Finally, it is worth noting that New York State’s constitutional protections for religious liberty and against religion-based discrimination have been found to be more generous than that contained in the U.S. Constitution. “New York’s free exercise clause is “more protective of religious exercise” than its federal counterpart.”[14]

[1] To amend the NYS constitution, an amendment must pass both chambers of the state legislature in two successive legislative sessions. Then it is placed on the ballot for a statewide voter referendum and must be approved by a majority of voters.

[2] Court Rules New York State Child Endangering Law May Not Be Used To Punish Pregnant Woman for Health Problems: Charges Against Stacey Gilligan Dismissed, NAPW. Available at: https://www.nationaladvocatesforpregnantwomen.org/court-rules-new-york-state-child-endangering-law-may-not-be-used-to-punish-pregnant-woman-for-health-problems-charges-against-stacey-gilligan-dismissed/.

[3] Matt Payne, District Attorney, County Entities Target Pregnant Drug-Abusers, The Daily Ardmoreite, (Dec. 5 2017), available at https://www.swtimes.com/story/news/state/2017/12/05/district-attorney-oklahoma-county-entities/16903983007/. See 21 O.S. § 843.5 the Oklahoma child neglect statute under which the majority of prosecutions have fallen.

[4] See e.g. Joanna L. Grossman & Gillian L. Thomas, Making Pregnancy Work: Overcoming the Pregnancy Discrimination Act's Capacity-Based Model, 21 YALE J.L. & Feminism 15 (2009).

[5] Jessica Silver-Greenberg and Natalie Kitroeff, Miscarrying at Work: The Physical Toll of Pregnancy Discrimination, New York Times, October 21, 2018; Tasha Murrell, A Paycheck Or A Healthy Pregnancy? We Shouldn't Have To Choose, The Hill, December 17, 2021, https://thehill.com/blogs/congress-blog/labor/586269-a-paycheck-or-a-healthy-pregnancy-we-shouldnt-have-to-choose.

[6] Clark v. City of New York, 18 Civ. 2334 (AT) (KHP) (S.D.N.Y. Sep. 17, 2021) (successful challenge to police policy requiring that arrestees remove their religious head coverings, a Hijab/Headscarf, for an official booking photograph).

[7] Ackridge v. Aramark Corr. Food Servs., No. 16 Civ. 6301, 2018 WL 1626175, at *22 (S.D.N.Y. Mar. 30, 2018) (denial of Kosher meals and religious services).

[8] Holland v. Alcock, 108 N.Y. 312, 16 N.E. 305 (1888) (challenge to will leaving estate to the Catholic church).

[9] Francis v. Keane, 888 F. Supp. 568, 578 (S.D.N.Y. 1995) (case alleging that grooming standards related to hair discriminated against Rastafarians).
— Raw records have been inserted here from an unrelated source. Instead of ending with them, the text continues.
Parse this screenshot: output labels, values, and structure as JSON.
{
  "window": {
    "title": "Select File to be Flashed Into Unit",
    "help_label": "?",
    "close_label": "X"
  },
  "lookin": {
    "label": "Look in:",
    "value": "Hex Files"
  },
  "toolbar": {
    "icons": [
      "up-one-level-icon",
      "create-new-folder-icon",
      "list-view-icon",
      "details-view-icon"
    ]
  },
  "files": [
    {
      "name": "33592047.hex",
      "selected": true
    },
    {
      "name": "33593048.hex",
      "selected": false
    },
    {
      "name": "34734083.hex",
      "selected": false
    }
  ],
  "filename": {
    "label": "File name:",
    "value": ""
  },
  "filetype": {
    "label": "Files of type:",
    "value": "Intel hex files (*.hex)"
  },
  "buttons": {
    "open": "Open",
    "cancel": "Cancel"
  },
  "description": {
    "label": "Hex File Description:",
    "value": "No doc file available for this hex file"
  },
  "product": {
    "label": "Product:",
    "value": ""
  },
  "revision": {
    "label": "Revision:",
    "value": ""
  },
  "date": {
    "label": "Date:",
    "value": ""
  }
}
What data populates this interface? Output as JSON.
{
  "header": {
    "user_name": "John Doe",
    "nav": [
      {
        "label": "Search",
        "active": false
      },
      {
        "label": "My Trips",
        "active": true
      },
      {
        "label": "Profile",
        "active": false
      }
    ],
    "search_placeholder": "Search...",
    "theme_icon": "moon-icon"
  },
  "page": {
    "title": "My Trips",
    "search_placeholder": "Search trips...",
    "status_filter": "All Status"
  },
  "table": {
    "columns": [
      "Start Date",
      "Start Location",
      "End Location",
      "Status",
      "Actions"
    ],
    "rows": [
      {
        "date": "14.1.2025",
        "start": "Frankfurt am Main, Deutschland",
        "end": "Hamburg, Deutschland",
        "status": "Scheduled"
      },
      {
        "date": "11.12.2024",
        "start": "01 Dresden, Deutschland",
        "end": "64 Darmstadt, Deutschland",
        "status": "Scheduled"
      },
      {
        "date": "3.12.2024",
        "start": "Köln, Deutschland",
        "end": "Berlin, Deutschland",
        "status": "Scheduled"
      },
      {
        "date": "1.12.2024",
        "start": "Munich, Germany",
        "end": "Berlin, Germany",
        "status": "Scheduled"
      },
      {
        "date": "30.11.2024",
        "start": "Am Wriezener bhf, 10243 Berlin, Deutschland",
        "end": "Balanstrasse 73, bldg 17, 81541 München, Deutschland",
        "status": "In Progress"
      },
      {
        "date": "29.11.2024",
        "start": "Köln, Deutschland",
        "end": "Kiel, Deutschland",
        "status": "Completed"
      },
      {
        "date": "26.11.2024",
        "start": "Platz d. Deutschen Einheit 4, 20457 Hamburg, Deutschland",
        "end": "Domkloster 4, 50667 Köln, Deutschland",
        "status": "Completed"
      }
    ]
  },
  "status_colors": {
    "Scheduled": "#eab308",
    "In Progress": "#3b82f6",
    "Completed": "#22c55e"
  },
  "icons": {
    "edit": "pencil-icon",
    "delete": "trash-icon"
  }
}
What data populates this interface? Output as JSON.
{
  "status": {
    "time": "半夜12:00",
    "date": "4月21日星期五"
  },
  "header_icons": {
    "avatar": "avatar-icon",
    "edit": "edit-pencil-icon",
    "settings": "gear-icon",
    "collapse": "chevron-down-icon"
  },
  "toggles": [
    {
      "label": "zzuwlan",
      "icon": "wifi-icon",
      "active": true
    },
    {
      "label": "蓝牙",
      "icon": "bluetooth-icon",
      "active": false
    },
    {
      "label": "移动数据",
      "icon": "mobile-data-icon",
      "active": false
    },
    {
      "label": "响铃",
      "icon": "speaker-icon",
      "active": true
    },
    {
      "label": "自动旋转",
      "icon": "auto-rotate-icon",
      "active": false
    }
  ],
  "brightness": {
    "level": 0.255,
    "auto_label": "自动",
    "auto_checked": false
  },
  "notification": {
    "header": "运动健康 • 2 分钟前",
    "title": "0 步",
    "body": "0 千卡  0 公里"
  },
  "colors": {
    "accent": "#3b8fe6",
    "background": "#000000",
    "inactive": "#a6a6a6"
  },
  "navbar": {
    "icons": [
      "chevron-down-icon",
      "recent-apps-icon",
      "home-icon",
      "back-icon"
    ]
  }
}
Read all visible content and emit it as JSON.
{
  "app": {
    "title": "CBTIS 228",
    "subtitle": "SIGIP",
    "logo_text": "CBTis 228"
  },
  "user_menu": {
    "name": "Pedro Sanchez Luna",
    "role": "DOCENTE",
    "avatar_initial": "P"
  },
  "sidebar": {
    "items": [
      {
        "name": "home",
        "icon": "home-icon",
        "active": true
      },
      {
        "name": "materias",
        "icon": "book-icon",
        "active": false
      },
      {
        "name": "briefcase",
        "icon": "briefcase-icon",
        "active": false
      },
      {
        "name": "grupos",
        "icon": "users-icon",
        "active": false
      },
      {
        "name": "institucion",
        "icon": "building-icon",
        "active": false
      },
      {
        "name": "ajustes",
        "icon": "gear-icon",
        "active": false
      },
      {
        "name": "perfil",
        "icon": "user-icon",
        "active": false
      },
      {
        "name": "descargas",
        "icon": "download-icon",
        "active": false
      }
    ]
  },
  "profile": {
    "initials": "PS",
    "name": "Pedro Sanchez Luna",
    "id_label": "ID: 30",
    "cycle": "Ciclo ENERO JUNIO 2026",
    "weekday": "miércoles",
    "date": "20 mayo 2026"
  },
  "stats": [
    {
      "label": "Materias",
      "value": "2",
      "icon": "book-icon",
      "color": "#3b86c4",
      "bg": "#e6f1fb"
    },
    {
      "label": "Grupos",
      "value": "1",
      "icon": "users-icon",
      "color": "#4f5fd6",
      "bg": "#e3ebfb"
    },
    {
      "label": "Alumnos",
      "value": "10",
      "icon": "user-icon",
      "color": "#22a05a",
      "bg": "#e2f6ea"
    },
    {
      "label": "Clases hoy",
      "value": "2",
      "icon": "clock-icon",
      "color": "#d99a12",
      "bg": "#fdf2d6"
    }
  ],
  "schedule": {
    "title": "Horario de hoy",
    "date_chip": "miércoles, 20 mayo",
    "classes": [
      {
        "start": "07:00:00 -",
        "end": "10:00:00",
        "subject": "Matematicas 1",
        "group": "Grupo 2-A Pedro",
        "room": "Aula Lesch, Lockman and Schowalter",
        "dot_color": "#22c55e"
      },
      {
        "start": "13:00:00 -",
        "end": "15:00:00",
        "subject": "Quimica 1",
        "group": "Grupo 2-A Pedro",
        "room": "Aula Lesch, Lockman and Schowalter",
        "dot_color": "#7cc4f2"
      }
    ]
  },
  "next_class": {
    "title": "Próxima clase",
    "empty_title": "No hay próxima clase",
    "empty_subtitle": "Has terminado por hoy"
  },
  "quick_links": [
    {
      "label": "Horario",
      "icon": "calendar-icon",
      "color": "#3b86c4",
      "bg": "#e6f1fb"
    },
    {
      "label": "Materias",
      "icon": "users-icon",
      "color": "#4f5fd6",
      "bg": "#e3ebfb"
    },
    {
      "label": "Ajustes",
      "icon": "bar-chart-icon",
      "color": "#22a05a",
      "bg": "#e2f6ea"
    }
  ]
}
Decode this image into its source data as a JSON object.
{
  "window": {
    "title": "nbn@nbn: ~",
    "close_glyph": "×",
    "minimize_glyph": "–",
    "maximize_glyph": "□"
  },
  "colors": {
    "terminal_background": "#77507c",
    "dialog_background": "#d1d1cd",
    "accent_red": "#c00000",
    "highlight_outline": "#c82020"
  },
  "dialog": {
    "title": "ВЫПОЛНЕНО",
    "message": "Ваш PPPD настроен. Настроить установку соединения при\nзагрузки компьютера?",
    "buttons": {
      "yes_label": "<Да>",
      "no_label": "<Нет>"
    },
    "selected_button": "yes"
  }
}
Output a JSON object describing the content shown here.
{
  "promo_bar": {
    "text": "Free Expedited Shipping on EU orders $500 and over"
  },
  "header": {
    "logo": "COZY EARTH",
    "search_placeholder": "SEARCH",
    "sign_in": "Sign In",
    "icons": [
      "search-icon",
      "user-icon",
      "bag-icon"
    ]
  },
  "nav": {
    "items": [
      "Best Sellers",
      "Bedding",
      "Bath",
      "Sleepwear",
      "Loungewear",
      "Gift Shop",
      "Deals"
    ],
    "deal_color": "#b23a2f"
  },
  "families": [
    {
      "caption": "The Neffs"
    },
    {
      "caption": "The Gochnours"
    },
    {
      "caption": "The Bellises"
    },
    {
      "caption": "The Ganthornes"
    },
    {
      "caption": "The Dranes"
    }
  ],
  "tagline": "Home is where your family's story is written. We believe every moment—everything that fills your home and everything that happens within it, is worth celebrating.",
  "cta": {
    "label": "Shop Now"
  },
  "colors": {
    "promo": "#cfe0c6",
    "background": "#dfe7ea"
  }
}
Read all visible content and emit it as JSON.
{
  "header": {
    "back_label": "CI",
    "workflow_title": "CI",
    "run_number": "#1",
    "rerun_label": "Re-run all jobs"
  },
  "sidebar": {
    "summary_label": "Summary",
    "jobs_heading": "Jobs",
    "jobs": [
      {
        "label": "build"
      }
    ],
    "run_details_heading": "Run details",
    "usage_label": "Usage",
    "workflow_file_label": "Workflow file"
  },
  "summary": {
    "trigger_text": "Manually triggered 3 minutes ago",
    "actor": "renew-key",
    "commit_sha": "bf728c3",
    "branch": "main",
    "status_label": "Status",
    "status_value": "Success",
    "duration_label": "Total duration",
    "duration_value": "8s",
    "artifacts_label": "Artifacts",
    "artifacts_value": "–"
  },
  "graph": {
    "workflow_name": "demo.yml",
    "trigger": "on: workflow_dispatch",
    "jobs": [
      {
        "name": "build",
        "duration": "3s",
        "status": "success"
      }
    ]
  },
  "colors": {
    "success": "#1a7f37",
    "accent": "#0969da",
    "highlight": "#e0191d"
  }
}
[10] Rourke v. New York State Dep't of Correctional Servs., 159 Misc.2d 324, (Sup.Ct. Albany Co. 1993), aff'd, 201 A.D.2d 179, 615 N.Y.S.2d 470 (3d Dep't 1994) (Mohawk tribal member claimed discrimination in employment based on rule requiring he cut his hair).

[11] People v. Brossard, 33 N.Y.S.2d 369 (Co. Ct. 1942) (case challenging business regulation that discriminated against fortune tellers).

[12] Holland v. Alcock, 108 N.Y. 312, 16 N.E. 305 (1888).

[13] U.S. Equal Employment Opportunity Commission, Guidance, Section 12, Religious Discrimination, Compliance Manual on Religious Discrimination, 12-I  COVERAGE, EEOC-CVG-2021-3 (Jan. 15, 2021), available at: https://www.eeoc.gov/laws/guidance/section-12-religious-discrimination.

[14] Clark v. City of New York, 18 Civ. 2334 (AT) (KHP) (S.D.N.Y. Sep. 17, 2021), citing Catholic Charities of Albany v. Serio, 859 N.E.2d 459, 466 (N.Y. 2006).